Alien species of crayfish have been found to be invading a West Norfolk river.
The Environment Agency has confirmed that the American Signal Crayfish has been spotted in the River Nar.
The crayfish is proving to be a great threat to native species within British waterways.
Signal crayfish were introduced to this country in the 1970s and sold to farmers looking to diversify. They went onto establish populations in rivers, lakes and ponds after a number escaped.
An Environment Agency spokesman said: “This unwanted visitor preys on native wildlife and spreads crayfish plague, a disease deadly to native white clawed crayfish.
“We ask anyone who sees a non-native species to report them to the GB non-native species secretariat.
“People should not simply try to trap or kill the invasive species.
“It is important to make sure that the methods and equipment used are safe for other aquatic animals, like otters and water voles.
“Anyone who wishes to explicitly fish for crayfish by any means, including hand-picking, can ask for permission from us.
“We have strict rules in place to protect our native white-clawed crayfish as well as controlling the spread of invasive non-native crayfish.”

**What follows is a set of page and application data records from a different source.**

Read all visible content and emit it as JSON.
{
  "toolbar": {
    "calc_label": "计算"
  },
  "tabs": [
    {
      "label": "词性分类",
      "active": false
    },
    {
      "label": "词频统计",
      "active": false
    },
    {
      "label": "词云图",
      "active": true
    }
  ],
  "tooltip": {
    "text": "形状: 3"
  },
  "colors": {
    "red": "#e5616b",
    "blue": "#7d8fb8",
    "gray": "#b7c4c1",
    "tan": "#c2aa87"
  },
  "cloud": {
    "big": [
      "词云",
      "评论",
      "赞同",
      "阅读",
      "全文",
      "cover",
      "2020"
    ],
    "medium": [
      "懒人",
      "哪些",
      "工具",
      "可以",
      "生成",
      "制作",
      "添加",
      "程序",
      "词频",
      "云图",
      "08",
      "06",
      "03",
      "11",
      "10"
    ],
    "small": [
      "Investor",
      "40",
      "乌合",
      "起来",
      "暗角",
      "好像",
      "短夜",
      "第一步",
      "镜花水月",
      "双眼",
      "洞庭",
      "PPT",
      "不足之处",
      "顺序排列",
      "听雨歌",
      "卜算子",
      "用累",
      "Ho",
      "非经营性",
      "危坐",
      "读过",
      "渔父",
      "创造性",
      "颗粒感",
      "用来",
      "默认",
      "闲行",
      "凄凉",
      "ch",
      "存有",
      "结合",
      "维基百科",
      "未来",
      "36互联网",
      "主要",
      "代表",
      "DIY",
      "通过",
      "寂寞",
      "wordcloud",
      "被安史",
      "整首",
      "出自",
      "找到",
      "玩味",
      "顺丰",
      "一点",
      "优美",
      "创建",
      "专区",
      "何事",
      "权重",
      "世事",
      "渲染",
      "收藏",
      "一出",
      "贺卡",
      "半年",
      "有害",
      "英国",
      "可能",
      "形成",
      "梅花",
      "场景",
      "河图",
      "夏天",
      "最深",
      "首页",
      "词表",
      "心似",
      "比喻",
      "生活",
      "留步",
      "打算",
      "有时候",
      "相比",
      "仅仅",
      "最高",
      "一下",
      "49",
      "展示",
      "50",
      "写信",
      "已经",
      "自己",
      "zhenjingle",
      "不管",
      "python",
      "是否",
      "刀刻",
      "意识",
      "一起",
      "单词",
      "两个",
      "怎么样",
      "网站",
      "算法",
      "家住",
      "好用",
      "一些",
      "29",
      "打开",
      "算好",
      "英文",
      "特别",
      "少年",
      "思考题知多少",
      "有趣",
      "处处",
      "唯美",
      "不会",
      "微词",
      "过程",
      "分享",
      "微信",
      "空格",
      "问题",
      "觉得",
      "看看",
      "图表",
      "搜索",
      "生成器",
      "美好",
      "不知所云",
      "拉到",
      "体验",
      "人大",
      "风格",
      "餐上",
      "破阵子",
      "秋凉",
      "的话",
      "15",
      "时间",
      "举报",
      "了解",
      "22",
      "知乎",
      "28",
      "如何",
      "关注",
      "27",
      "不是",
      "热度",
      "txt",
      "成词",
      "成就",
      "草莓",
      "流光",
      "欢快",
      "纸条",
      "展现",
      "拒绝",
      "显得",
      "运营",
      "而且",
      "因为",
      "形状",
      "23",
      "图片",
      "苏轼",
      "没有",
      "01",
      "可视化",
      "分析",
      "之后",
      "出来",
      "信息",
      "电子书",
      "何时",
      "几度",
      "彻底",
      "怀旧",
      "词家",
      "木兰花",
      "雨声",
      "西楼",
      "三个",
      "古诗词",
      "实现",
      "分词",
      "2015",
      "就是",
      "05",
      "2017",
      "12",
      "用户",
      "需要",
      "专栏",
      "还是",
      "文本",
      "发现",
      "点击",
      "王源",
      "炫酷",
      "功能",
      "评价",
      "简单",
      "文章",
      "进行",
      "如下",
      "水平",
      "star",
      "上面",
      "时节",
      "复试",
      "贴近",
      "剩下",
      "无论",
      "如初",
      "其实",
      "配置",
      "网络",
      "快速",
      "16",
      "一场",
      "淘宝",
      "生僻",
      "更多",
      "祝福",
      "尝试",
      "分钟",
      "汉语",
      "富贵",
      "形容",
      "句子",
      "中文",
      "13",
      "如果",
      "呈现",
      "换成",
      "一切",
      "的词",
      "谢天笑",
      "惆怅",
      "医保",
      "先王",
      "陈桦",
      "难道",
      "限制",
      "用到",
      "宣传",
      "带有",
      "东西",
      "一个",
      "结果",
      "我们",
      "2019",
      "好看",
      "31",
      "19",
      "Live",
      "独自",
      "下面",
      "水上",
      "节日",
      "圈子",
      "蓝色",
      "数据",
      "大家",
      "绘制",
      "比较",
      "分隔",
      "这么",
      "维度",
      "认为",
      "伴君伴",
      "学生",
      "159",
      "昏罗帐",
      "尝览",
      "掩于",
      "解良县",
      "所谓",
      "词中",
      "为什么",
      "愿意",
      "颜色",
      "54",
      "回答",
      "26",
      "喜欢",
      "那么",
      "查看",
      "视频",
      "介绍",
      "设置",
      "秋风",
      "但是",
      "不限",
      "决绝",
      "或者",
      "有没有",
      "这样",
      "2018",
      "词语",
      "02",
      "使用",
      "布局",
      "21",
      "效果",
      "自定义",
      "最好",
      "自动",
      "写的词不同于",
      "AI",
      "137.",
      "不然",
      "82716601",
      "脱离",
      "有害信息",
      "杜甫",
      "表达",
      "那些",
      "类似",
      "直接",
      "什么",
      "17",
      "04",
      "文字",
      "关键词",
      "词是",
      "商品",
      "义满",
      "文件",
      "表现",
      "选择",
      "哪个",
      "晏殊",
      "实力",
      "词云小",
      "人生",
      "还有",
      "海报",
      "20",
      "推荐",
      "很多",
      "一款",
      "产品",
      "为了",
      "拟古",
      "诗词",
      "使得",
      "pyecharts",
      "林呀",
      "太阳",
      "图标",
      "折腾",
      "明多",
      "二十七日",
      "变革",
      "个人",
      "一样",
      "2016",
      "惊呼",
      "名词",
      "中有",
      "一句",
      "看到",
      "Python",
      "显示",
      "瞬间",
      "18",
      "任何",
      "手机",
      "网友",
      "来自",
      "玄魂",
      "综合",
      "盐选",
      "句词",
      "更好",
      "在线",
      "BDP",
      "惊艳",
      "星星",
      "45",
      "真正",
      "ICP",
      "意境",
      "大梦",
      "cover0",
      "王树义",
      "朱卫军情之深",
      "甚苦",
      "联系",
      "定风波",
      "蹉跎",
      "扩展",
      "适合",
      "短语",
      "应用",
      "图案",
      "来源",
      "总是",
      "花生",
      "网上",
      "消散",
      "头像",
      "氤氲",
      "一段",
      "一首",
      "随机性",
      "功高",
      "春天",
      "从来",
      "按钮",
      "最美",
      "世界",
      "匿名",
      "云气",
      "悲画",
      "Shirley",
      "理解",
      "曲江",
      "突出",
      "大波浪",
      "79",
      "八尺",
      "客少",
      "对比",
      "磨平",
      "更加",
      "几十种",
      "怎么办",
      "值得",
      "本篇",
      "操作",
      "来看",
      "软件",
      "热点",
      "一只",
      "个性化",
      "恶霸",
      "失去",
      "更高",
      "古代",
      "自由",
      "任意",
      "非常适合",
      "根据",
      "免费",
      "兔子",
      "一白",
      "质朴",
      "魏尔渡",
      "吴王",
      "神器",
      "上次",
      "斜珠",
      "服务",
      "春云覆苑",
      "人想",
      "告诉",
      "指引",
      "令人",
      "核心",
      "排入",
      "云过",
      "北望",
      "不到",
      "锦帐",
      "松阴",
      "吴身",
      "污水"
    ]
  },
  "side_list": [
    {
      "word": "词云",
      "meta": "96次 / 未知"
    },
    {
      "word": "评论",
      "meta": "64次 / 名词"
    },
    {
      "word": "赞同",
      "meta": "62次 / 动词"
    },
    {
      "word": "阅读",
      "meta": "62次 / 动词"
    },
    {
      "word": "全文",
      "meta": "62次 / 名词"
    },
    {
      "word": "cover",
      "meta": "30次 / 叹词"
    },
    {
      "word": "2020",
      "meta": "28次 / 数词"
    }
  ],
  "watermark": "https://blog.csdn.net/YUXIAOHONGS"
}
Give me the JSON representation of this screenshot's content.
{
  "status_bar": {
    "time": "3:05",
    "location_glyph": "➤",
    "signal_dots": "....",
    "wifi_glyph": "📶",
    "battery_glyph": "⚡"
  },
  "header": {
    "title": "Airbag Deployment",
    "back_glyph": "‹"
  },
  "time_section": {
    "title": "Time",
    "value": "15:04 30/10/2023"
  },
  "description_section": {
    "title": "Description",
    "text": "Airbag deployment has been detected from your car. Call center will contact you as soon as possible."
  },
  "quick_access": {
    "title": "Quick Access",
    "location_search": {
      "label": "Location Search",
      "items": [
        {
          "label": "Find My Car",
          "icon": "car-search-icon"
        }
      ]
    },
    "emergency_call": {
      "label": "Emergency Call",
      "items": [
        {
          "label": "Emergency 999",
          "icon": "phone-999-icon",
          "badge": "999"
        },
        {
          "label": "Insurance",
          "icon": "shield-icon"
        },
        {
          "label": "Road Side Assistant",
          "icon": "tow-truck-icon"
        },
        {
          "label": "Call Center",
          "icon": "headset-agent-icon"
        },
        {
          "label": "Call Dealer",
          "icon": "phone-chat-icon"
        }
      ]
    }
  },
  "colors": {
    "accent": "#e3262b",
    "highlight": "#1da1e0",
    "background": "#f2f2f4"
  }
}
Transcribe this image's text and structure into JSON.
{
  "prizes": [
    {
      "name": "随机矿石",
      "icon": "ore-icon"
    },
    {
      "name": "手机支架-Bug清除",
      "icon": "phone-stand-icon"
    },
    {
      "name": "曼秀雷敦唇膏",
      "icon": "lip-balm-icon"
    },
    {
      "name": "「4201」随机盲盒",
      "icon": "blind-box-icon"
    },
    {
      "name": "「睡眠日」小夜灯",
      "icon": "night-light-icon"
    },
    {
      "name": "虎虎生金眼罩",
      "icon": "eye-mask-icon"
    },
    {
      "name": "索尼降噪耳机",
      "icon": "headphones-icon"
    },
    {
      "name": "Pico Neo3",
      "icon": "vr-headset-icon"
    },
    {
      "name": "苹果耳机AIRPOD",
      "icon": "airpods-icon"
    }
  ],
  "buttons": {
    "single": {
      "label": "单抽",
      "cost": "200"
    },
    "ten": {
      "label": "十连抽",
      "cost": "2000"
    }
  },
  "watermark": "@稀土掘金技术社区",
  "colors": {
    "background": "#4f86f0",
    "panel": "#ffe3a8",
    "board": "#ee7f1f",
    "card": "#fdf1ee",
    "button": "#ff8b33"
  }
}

To report the sighting of any crayfish you should go to www.brc.ac.uk/risc/signal_crayfish.php